First off, the path name length limitation is only in all the tools Microsoft
provides to access NTFS; it is not a limitation of NTFS itself. Many third-party
tools do support long paths.
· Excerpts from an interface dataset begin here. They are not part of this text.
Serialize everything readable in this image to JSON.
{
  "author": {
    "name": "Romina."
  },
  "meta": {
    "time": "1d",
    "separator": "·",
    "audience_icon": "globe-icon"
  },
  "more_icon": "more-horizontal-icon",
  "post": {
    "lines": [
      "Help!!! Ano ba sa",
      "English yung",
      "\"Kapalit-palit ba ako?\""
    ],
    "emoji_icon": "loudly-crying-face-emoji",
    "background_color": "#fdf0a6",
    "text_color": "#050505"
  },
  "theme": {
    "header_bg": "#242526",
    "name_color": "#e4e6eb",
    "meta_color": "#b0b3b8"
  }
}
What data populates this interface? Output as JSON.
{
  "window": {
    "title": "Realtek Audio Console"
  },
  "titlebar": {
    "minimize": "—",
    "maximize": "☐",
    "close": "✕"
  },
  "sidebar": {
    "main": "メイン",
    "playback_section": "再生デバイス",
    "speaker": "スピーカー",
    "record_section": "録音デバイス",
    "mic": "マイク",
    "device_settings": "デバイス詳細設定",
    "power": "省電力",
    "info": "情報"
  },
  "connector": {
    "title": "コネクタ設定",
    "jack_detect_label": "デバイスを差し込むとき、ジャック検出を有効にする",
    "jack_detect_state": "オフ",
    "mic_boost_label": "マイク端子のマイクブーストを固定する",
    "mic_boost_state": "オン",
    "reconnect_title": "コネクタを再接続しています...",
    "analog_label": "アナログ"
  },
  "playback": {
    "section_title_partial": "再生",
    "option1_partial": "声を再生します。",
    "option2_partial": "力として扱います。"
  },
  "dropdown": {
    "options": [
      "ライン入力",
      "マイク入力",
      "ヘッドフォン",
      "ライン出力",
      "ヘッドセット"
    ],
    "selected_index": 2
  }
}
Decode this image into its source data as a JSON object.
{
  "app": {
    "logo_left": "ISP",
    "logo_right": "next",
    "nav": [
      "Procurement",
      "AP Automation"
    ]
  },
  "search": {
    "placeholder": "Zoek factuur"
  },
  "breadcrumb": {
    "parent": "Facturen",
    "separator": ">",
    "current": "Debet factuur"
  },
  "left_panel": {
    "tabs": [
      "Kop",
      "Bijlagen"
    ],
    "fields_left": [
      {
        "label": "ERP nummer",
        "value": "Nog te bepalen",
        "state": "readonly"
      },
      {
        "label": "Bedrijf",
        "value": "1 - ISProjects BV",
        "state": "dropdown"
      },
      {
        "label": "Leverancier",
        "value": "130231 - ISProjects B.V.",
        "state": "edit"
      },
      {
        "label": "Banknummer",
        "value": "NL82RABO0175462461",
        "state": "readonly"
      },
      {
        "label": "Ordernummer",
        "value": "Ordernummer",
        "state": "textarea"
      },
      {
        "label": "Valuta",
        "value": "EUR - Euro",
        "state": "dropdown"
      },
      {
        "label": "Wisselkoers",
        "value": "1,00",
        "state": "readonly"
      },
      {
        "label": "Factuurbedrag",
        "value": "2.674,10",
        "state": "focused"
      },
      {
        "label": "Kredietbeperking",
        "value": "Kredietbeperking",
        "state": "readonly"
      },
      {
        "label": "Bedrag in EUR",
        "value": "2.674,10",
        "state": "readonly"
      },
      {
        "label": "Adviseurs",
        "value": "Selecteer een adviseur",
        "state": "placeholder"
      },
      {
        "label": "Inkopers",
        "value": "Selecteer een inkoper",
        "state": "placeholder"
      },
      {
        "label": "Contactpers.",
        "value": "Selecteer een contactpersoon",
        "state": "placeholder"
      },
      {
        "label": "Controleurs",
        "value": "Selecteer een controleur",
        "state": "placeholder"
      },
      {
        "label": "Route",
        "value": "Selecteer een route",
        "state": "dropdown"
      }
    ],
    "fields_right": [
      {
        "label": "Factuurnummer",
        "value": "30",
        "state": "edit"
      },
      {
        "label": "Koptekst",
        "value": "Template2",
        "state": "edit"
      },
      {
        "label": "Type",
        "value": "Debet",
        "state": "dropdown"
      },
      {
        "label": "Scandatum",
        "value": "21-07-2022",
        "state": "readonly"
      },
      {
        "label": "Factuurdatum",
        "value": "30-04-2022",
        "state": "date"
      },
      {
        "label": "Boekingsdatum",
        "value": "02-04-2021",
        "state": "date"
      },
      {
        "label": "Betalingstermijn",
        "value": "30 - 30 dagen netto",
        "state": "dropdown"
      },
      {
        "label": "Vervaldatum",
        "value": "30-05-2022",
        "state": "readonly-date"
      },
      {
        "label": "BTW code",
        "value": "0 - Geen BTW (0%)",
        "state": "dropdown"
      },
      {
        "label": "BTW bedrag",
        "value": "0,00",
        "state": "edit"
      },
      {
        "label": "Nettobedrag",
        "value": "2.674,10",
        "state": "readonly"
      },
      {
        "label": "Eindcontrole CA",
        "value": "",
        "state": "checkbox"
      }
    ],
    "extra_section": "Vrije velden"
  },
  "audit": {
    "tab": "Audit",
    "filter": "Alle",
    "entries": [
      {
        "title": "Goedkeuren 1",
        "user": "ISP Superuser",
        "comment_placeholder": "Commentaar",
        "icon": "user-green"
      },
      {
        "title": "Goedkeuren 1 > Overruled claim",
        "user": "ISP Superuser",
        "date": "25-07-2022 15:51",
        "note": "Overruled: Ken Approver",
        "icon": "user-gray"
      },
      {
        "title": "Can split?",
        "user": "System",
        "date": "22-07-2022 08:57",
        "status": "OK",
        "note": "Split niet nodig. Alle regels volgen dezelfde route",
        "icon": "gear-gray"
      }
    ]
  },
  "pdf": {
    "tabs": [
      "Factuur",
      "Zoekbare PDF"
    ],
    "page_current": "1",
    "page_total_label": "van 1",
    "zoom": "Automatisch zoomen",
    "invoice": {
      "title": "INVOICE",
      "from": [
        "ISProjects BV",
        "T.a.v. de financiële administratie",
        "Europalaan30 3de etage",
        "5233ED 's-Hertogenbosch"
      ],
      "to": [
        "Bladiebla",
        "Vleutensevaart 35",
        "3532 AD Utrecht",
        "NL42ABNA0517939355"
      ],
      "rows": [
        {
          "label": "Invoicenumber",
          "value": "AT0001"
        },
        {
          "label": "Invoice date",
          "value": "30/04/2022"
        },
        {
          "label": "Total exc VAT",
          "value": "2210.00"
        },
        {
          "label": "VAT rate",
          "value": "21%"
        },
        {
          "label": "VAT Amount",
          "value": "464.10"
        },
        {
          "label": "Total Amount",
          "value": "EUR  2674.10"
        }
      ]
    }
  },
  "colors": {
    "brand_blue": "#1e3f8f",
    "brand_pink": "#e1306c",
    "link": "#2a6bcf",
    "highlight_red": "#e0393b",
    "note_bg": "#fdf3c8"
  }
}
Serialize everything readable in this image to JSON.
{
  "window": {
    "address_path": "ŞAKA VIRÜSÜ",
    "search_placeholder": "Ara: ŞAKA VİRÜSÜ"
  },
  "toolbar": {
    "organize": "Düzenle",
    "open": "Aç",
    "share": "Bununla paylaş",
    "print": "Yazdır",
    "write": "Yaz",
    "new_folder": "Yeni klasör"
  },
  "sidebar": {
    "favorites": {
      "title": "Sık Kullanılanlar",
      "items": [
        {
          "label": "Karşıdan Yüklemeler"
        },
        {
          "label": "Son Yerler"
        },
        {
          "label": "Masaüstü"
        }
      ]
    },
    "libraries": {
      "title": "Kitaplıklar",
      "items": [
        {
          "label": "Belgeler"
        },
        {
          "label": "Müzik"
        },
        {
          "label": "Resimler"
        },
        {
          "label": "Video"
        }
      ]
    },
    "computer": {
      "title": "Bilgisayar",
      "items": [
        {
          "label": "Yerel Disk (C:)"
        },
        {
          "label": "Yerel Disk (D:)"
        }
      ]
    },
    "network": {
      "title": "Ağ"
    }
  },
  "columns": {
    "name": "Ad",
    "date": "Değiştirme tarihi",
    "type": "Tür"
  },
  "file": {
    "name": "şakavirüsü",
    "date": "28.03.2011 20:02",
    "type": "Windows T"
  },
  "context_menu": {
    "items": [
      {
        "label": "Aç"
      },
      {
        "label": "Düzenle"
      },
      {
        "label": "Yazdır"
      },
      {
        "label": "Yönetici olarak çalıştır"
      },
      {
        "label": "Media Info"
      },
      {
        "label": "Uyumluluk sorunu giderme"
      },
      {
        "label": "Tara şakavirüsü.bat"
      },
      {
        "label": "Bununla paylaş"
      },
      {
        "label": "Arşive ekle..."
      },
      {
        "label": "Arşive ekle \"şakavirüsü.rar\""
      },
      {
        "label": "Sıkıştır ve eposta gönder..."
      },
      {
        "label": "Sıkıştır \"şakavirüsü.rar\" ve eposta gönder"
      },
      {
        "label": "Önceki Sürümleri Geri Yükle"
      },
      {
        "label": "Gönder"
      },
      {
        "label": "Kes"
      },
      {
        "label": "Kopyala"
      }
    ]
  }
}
Using an archiver like WinRAR is probably the best
way to copy data that contains long paths.

However, assuming you've ended up here because you've already invested many hours
getting a partial copy, only to have a bunch of files omitted because of their
path length, you can complete the copy using the procedure below.

generated complete list of path names via:

set cmd.exe window scrollback buffer to 9000 lines
on source drive, did:
did dir /s /b /a > full_inventory_of_from_other_3_TB.txt

This produced a number of "path too long" errors on cmd window stdout/stderr.

After the dir command was finished, verified that the list of too-long-path
errors did not exceed the scrollback buffer.

Then, copied complete text of path-too-long errors to
"too long path errors.txt"

Then, grepped for lines longer than 220 chars (254 chars, minus the length of
the destination prefix) in full_inventory_of_from_other_3_TB.txt, with this
grep command line:

grep ".\{220\}" full_inventory_of_from_other_3_TB.txt > long_lines.txt

Then, long_lines.txt was trimmed using these regexps in vim:

:%s/\(^.\{180\}\).*$/\1/  (cut all lines to 180 chars)
%s/\\[^\\]*$/\\/          (trim to last available backslash)

Then, sort long_lines.txt unique, which should shorten it considerably.

Then, remove all the ones that are known to be unimportant (e.g. Temporary
Internet Files)

Finally, convert the resulting list into a batch file that moves the deep
paths up to a short-named folder in the root directory, called 'longpaths'.

Finally, recheck the drive again, using the dir /s /b /a command and grep again.